Author: Robin Maxwell
Reading level: All
Hardcover: 378 pages
Received From: I bought it
Publisher: Harper Collins
Group Genre: Historical Fiction
"Elizabeth, Queen of England, has taken on the mighty Spanish Armada and, in a stunning sea battle, vanquished it. But her troubles are far from over. At home she is challenged at every turn by the brilliant but reckless Robert Devereux, Earl of Essex, whose dangerous mix of passion and political ambition drives the aging queen to distraction. Just across the western channel, her colony—Ireland—is embroiled in seething rebellion, with the island's fierce, untamed clan chieftains and their "wild Irish" followers refusing to bow to their English oppressors. Grace O'Malley—a notorious pirate, gunrunner, and "Mother of the Irish Rebellion"—is at the heart of the conflict. For years, she has fought against the English stranglehold on her beloved country. At the height of the uprising, Grace takes an outrageous risk, sailing up the Thames to London for a face-to-face showdown with her nemesis, the Queen of England. The historic meeting of these two female titans set the stage for the telling of the little-known but crucial saga of Elizabeth's Irish war, a conflict at the very root of every subsequent Irish uprising. "
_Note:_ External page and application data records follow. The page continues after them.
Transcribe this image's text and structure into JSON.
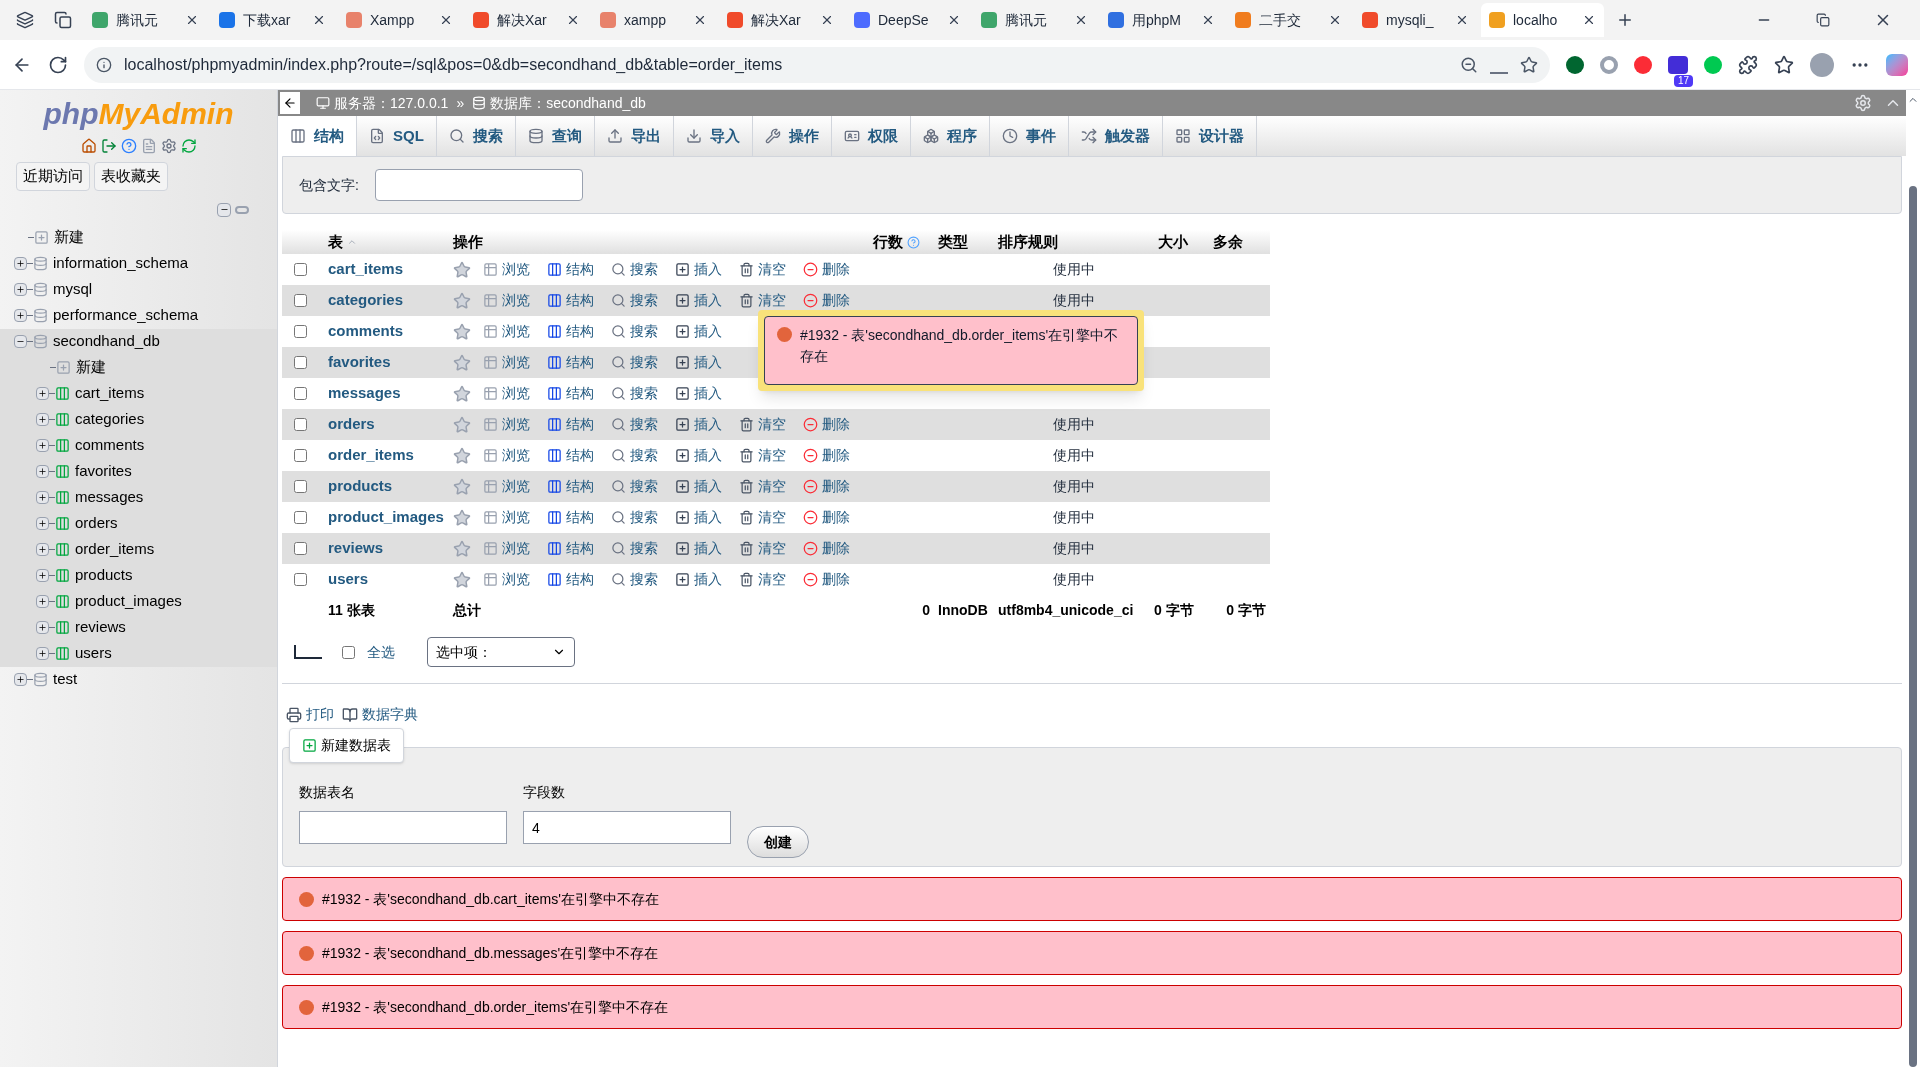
{
  "browser": {
    "tabs": [
      {
        "title": "腾讯元",
        "color": "#3fa66b",
        "selected": false
      },
      {
        "title": "下载xar",
        "color": "#1a73e8",
        "selected": false
      },
      {
        "title": "Xampp",
        "color": "#e8826b",
        "selected": false
      },
      {
        "title": "解决Xar",
        "color": "#f04a2a",
        "selected": false
      },
      {
        "title": "xampp",
        "color": "#e8826b",
        "selected": false
      },
      {
        "title": "解决Xar",
        "color": "#f04a2a",
        "selected": false
      },
      {
        "title": "DeepSe",
        "color": "#4d6bfe",
        "selected": false
      },
      {
        "title": "腾讯元",
        "color": "#3fa66b",
        "selected": false
      },
      {
        "title": "用phpM",
        "color": "#2f6fe0",
        "selected": false
      },
      {
        "title": "二手交",
        "color": "#f07c1e",
        "selected": false
      },
      {
        "title": "mysqli_",
        "color": "#f04a2a",
        "selected": false
      },
      {
        "title": "localho",
        "color": "#f0a020",
        "selected": true
      }
    ],
    "address": "localhost/phpmyadmin/index.php?route=/sql&pos=0&db=secondhand_db&table=order_items",
    "badge": "17"
  },
  "sidebar": {
    "logo": {
      "first": "php",
      "second": "MyAdmin"
    },
    "buttons": [
      "近期访问",
      "表收藏夹"
    ],
    "tree": [
      {
        "label": "新建",
        "kind": "new"
      },
      {
        "label": "information_schema",
        "kind": "db",
        "expanded": false
      },
      {
        "label": "mysql",
        "kind": "db",
        "expanded": false
      },
      {
        "label": "performance_schema",
        "kind": "db",
        "expanded": false
      },
      {
        "label": "secondhand_db",
        "kind": "db",
        "expanded": true,
        "children": [
          {
            "label": "新建",
            "kind": "new"
          },
          {
            "label": "cart_items",
            "kind": "table",
            "expanded": false
          },
          {
            "label": "categories",
            "kind": "table",
            "expanded": false
          },
          {
            "label": "comments",
            "kind": "table",
            "expanded": false
          },
          {
            "label": "favorites",
            "kind": "table",
            "expanded": false
          },
          {
            "label": "messages",
            "kind": "table",
            "expanded": false
          },
          {
            "label": "orders",
            "kind": "table",
            "expanded": false
          },
          {
            "label": "order_items",
            "kind": "table",
            "expanded": false
          },
          {
            "label": "products",
            "kind": "table",
            "expanded": false
          },
          {
            "label": "product_images",
            "kind": "table",
            "expanded": false
          },
          {
            "label": "reviews",
            "kind": "table",
            "expanded": false
          },
          {
            "label": "users",
            "kind": "table",
            "expanded": false
          }
        ]
      },
      {
        "label": "test",
        "kind": "db",
        "expanded": false
      }
    ]
  },
  "breadcrumb": {
    "server_label": "服务器：",
    "server": "127.0.0.1",
    "separator": "»",
    "db_label": "数据库：",
    "db": "secondhand_db"
  },
  "menu_tabs": [
    {
      "label": "结构",
      "selected": true
    },
    {
      "label": "SQL",
      "selected": false
    },
    {
      "label": "搜索",
      "selected": false
    },
    {
      "label": "查询",
      "selected": false
    },
    {
      "label": "导出",
      "selected": false
    },
    {
      "label": "导入",
      "selected": false
    },
    {
      "label": "操作",
      "selected": false
    },
    {
      "label": "权限",
      "selected": false
    },
    {
      "label": "程序",
      "selected": false
    },
    {
      "label": "事件",
      "selected": false
    },
    {
      "label": "触发器",
      "selected": false
    },
    {
      "label": "设计器",
      "selected": false
    }
  ],
  "filter": {
    "label": "包含文字:"
  },
  "table": {
    "columns": [
      "表",
      "操作",
      "行数",
      "类型",
      "排序规则",
      "大小",
      "多余"
    ],
    "rows": [
      {
        "name": "cart_items",
        "checked": false,
        "actions": [
          "浏览",
          "结构",
          "搜索",
          "插入",
          "清空",
          "删除"
        ],
        "status": "使用中"
      },
      {
        "name": "categories",
        "checked": false,
        "actions": [
          "浏览",
          "结构",
          "搜索",
          "插入",
          "清空",
          "删除"
        ],
        "status": "使用中"
      },
      {
        "name": "comments",
        "checked": false,
        "actions": [
          "浏览",
          "结构",
          "搜索",
          "插入"
        ]
      },
      {
        "name": "favorites",
        "checked": false,
        "actions": [
          "浏览",
          "结构",
          "搜索",
          "插入"
        ]
      },
      {
        "name": "messages",
        "checked": false,
        "actions": [
          "浏览",
          "结构",
          "搜索",
          "插入"
        ]
      },
      {
        "name": "orders",
        "checked": false,
        "actions": [
          "浏览",
          "结构",
          "搜索",
          "插入",
          "清空",
          "删除"
        ],
        "status": "使用中"
      },
      {
        "name": "order_items",
        "checked": false,
        "actions": [
          "浏览",
          "结构",
          "搜索",
          "插入",
          "清空",
          "删除"
        ],
        "status": "使用中"
      },
      {
        "name": "products",
        "checked": false,
        "actions": [
          "浏览",
          "结构",
          "搜索",
          "插入",
          "清空",
          "删除"
        ],
        "status": "使用中"
      },
      {
        "name": "product_images",
        "checked": false,
        "actions": [
          "浏览",
          "结构",
          "搜索",
          "插入",
          "清空",
          "删除"
        ],
        "status": "使用中"
      },
      {
        "name": "reviews",
        "checked": false,
        "actions": [
          "浏览",
          "结构",
          "搜索",
          "插入",
          "清空",
          "删除"
        ],
        "status": "使用中"
      },
      {
        "name": "users",
        "checked": false,
        "actions": [
          "浏览",
          "结构",
          "搜索",
          "插入",
          "清空",
          "删除"
        ],
        "status": "使用中"
      }
    ],
    "footer": {
      "count": "11 张表",
      "label": "总计",
      "rows": "0",
      "type": "InnoDB",
      "collation": "utf8mb4_unicode_ci",
      "size": "0 字节",
      "overhead": "0 字节"
    }
  },
  "bulk": {
    "select_all": "全选",
    "checked": false,
    "dropdown": "选中项："
  },
  "links": [
    "打印",
    "数据字典"
  ],
  "create": {
    "title": "新建数据表",
    "name_label": "数据表名",
    "fields_label": "字段数",
    "fields_value": "4",
    "button": "创建"
  },
  "popup": "#1932 - 表'secondhand_db.order_items'在引擎中不存在",
  "errors": [
    "#1932 - 表'secondhand_db.cart_items'在引擎中不存在",
    "#1932 - 表'secondhand_db.messages'在引擎中不存在",
    "#1932 - 表'secondhand_db.order_items'在引擎中不存在"
  ]
}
I love Robin Maxwell's books and this one was no exception. She has a knack for piecing together historical facts and fabulous fiction. Although this book wasn't my favorite (that would be Signora da Vinci) I still commend the author for writing about such a little known time period in Elizabeth I reign. I've always thought this time period to be overshadowed and really enjoyed Robin bringing it back into the light. Grace was a fascinating character and I loved the way she and Elizabeth butted heads. Also Essex although sickly, and winy was one of my most notable characters. But it seemed to me as is the author's writing style changed a little in this novel. It was more jumpy and I can see with it being more of a war based fiction (and also following the three main characters). But I love her other novels where you can really dig your heels in and get involved with the characters. In The Wild Irish there was soo many clans and courtiers and soldiers I feel as if I need to re-read the book (which isn't a bad thing) to grasp all the events that had occurred. I did however enjoy learning more about the Irish/English conflict and found it interesting to see both sides of the story. So in my opinion this was a good book with a great plot but if your looking for this authors best I would try one of her other novels (much praise for Signora da Vinci).
LOL=Lots Of Love